A paralegal proposing a controversial motion at the Law Society of Upper Canada’s annual general meeting earlier this month says he was erring on the side of caution when he withdrew the idea just before the vote.
“A number of people were concerned that if this motion was brought forward and was defeated, the paralegal standing committee in the law society would have difficulty getting these items on the agenda in the foreseeable future,” says Marshall Yarmus, adding he believes defeat was inevitable given the ratio of lawyers to paralegals eligible to vote on the motion.
There are 40,000 licensed lawyers in Ontario compared to a few thousand paralegals.
“Defeat could hurt all the paralegals we’re trying to help, so I decided to err on the side of caution,” Yarmus adds.

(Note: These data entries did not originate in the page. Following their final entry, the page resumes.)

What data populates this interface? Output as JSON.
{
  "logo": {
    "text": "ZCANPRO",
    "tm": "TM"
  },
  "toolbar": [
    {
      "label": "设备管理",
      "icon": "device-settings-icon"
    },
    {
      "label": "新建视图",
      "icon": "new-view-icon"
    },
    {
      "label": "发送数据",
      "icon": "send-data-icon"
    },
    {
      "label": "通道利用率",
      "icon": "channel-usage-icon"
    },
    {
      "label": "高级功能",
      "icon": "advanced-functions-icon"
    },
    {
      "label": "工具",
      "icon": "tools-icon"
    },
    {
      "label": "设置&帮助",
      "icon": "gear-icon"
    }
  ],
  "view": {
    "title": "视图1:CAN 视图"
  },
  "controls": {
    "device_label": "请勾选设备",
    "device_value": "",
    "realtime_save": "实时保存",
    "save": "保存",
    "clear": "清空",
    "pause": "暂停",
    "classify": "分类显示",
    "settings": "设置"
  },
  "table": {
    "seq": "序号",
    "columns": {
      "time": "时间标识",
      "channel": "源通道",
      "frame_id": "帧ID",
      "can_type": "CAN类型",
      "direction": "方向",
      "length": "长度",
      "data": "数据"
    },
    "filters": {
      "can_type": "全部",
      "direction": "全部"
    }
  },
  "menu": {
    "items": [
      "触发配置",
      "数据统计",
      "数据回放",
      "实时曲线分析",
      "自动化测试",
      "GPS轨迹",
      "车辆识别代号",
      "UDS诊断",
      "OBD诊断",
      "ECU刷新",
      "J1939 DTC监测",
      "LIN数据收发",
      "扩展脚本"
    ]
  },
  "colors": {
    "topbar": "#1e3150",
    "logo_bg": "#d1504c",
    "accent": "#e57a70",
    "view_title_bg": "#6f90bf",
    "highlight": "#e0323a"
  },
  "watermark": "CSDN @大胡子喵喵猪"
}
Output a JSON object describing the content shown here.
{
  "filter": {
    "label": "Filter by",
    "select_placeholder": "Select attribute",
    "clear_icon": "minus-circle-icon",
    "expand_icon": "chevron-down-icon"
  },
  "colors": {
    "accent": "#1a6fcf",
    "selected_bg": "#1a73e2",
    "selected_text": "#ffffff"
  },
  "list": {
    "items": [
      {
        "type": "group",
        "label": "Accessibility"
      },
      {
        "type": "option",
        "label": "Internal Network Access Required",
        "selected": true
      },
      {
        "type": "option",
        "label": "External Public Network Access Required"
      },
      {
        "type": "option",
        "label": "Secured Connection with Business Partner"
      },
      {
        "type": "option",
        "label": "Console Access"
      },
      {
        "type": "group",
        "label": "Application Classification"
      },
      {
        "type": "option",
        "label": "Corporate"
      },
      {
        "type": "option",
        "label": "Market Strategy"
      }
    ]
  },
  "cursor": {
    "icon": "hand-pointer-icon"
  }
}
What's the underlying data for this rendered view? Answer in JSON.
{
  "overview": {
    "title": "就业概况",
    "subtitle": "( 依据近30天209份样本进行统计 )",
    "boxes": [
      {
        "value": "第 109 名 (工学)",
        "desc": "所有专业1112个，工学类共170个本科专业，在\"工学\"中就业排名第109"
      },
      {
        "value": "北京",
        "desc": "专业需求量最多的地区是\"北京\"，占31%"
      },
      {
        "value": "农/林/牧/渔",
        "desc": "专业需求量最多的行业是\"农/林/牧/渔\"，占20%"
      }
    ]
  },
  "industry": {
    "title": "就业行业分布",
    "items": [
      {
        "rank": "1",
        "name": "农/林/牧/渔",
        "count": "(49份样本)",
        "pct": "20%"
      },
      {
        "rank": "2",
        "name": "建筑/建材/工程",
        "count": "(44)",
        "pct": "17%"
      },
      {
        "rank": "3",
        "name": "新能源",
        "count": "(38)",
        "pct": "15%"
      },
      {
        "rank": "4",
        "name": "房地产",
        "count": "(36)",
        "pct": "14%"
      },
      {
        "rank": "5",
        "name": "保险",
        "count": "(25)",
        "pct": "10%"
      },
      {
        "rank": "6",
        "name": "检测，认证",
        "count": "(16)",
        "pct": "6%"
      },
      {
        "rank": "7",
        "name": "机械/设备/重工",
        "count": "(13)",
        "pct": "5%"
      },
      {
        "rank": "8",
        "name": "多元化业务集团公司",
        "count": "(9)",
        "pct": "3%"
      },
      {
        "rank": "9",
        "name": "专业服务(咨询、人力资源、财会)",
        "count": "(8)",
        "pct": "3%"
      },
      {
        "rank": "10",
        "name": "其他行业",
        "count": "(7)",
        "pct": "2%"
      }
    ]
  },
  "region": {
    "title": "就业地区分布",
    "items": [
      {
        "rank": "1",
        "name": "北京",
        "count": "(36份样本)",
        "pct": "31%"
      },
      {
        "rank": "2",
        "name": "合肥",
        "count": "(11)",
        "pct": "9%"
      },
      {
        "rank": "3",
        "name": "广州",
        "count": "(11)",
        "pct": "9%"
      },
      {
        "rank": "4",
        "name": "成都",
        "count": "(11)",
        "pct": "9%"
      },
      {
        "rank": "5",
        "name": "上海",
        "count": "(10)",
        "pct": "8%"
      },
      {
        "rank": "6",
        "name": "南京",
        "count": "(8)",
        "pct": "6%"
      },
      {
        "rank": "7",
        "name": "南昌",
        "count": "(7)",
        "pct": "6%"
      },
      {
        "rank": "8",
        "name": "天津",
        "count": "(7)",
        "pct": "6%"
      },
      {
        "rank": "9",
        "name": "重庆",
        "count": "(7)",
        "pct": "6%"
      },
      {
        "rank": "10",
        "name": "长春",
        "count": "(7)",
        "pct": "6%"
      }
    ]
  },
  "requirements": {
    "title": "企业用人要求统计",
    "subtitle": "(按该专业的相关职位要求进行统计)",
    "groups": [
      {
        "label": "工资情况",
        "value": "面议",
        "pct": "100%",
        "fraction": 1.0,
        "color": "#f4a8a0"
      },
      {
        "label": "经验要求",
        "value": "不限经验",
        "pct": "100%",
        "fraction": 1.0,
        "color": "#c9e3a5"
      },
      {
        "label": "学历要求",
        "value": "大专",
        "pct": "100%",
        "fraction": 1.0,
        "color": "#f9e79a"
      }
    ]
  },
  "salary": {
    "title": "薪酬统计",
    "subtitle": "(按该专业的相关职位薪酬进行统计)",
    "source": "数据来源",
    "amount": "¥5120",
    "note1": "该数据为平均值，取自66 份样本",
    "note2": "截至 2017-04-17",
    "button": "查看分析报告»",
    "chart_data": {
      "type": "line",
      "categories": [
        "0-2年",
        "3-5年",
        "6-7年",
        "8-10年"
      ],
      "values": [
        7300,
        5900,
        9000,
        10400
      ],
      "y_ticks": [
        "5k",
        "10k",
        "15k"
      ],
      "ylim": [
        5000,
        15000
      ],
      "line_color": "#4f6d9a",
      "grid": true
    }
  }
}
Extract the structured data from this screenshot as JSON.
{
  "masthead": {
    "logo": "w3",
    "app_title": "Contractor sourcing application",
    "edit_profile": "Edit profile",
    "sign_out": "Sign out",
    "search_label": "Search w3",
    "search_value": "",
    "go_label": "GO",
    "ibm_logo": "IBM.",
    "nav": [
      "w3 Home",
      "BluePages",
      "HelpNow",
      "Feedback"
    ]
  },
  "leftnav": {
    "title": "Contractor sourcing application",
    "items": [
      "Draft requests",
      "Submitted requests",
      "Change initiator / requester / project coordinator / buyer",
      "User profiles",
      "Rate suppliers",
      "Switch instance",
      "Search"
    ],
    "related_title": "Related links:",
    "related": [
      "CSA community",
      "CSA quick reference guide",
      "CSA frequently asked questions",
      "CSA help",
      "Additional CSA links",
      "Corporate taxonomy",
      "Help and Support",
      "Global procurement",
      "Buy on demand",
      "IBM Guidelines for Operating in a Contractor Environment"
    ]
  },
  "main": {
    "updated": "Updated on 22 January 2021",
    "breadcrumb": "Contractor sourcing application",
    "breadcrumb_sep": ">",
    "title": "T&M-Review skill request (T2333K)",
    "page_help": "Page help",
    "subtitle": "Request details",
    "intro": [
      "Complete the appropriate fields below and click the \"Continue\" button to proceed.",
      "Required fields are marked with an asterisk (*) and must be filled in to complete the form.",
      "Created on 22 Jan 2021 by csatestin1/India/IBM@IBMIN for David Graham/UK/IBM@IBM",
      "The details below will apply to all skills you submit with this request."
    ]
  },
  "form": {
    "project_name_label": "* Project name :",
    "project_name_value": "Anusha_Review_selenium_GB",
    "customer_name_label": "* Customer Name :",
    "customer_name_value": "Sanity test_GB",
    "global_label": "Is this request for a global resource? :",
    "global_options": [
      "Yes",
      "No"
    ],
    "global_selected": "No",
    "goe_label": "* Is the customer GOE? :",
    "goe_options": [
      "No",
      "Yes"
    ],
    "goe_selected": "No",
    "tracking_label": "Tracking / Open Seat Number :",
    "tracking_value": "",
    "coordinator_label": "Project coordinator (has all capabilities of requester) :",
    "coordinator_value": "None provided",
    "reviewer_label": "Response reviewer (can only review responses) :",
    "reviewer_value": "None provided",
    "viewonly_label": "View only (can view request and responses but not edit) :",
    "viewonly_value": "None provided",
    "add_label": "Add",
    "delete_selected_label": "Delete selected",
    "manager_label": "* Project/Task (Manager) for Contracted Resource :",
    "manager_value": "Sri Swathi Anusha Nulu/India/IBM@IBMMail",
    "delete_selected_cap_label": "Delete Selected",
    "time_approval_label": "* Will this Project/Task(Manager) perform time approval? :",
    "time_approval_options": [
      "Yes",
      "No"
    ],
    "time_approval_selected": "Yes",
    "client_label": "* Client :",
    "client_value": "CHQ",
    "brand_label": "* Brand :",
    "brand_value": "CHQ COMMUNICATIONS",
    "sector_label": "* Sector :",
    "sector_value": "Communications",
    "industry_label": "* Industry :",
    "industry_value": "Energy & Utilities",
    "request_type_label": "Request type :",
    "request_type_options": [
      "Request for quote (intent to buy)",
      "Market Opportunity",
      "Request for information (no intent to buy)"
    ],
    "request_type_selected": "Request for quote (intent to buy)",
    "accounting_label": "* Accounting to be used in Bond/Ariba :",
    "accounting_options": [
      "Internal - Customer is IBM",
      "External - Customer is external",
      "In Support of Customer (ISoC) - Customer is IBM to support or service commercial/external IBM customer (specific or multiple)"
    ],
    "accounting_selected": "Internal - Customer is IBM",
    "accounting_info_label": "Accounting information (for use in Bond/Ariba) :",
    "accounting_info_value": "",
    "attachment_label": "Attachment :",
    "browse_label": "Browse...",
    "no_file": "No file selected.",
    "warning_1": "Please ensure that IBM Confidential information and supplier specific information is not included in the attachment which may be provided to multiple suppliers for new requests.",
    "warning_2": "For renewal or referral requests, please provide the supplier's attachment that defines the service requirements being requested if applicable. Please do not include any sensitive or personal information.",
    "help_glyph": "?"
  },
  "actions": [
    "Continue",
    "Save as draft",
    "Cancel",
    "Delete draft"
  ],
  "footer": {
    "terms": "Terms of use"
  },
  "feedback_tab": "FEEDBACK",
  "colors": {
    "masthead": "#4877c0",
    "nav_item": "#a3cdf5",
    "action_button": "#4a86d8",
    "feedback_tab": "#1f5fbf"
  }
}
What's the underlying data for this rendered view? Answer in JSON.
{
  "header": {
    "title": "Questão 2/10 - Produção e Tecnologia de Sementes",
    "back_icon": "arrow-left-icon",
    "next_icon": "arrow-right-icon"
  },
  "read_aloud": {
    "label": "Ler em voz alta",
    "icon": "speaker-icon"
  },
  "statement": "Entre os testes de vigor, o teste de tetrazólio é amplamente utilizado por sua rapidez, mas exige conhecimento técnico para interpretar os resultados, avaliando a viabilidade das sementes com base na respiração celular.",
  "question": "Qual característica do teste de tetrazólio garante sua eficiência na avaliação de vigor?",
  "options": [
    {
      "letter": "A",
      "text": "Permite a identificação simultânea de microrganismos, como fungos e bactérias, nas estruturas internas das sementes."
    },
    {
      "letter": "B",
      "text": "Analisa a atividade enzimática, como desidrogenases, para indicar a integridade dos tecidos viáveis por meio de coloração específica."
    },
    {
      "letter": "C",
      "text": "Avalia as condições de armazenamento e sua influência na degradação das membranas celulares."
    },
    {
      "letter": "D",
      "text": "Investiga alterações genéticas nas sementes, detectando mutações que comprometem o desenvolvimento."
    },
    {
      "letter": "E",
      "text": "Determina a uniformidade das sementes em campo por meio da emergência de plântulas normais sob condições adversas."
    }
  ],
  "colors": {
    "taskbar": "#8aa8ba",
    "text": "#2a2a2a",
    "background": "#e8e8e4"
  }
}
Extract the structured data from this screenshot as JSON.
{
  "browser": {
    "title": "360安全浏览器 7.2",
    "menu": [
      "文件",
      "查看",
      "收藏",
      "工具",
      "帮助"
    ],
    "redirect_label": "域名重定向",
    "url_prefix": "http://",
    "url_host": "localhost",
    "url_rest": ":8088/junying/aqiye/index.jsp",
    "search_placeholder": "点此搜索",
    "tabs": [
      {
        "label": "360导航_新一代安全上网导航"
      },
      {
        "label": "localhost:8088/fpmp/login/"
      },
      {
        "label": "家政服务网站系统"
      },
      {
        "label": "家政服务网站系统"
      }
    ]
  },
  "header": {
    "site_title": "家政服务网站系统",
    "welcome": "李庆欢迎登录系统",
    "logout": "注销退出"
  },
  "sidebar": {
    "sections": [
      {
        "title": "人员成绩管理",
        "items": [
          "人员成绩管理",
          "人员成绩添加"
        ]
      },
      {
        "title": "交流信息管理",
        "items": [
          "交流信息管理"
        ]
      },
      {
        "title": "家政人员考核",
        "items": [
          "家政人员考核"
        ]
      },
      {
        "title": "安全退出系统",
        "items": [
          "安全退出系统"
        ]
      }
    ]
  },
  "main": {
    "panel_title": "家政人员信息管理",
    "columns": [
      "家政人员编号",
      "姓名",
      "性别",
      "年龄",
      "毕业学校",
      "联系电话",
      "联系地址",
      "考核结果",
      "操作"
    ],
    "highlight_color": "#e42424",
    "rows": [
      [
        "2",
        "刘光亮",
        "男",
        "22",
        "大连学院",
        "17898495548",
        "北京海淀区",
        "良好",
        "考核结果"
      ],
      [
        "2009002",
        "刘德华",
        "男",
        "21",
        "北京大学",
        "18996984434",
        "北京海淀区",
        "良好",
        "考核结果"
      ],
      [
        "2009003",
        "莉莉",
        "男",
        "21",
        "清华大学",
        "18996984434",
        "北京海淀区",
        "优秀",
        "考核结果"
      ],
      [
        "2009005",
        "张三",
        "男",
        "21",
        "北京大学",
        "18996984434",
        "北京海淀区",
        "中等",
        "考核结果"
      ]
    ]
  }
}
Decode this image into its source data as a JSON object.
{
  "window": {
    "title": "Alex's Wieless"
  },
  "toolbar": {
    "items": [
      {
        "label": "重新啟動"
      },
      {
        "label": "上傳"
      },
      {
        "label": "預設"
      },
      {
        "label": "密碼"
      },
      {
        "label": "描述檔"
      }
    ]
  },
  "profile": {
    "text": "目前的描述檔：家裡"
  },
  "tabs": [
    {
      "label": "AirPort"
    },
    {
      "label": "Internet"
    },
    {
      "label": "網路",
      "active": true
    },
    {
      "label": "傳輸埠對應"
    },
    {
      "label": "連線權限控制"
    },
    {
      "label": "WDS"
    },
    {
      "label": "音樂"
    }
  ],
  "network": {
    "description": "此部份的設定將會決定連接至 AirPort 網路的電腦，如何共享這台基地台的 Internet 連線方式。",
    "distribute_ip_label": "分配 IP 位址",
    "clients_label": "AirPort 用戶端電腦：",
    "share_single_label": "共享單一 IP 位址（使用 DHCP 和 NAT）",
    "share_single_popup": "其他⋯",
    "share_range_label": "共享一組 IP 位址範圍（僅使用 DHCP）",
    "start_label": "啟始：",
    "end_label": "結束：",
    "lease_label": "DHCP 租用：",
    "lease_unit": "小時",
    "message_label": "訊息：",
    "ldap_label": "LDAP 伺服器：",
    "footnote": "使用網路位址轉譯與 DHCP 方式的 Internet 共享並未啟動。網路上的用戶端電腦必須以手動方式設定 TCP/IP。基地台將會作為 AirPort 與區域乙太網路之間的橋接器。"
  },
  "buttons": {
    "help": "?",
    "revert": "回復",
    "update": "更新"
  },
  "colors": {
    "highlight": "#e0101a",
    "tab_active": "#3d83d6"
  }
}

The motion called on the law society to look into extending paralegal practice into family law matters. It was due to go to a vote at the law society event on May 5, but Yarmus says he changed course after consulting with colleagues at the Paralegal Society of Ontario’s own annual general meeting that week.
A legislated review of the 2006 Access to Justice Act, which brought paralegals under the regulatory authority of the law society, is due to take place in 2012, but Yarmus says members of the paralegal standing committee have assured him they will tackle the scope of paralegal practice before that date.
For more on this issue, see “Paralegals call truce over law society motion.”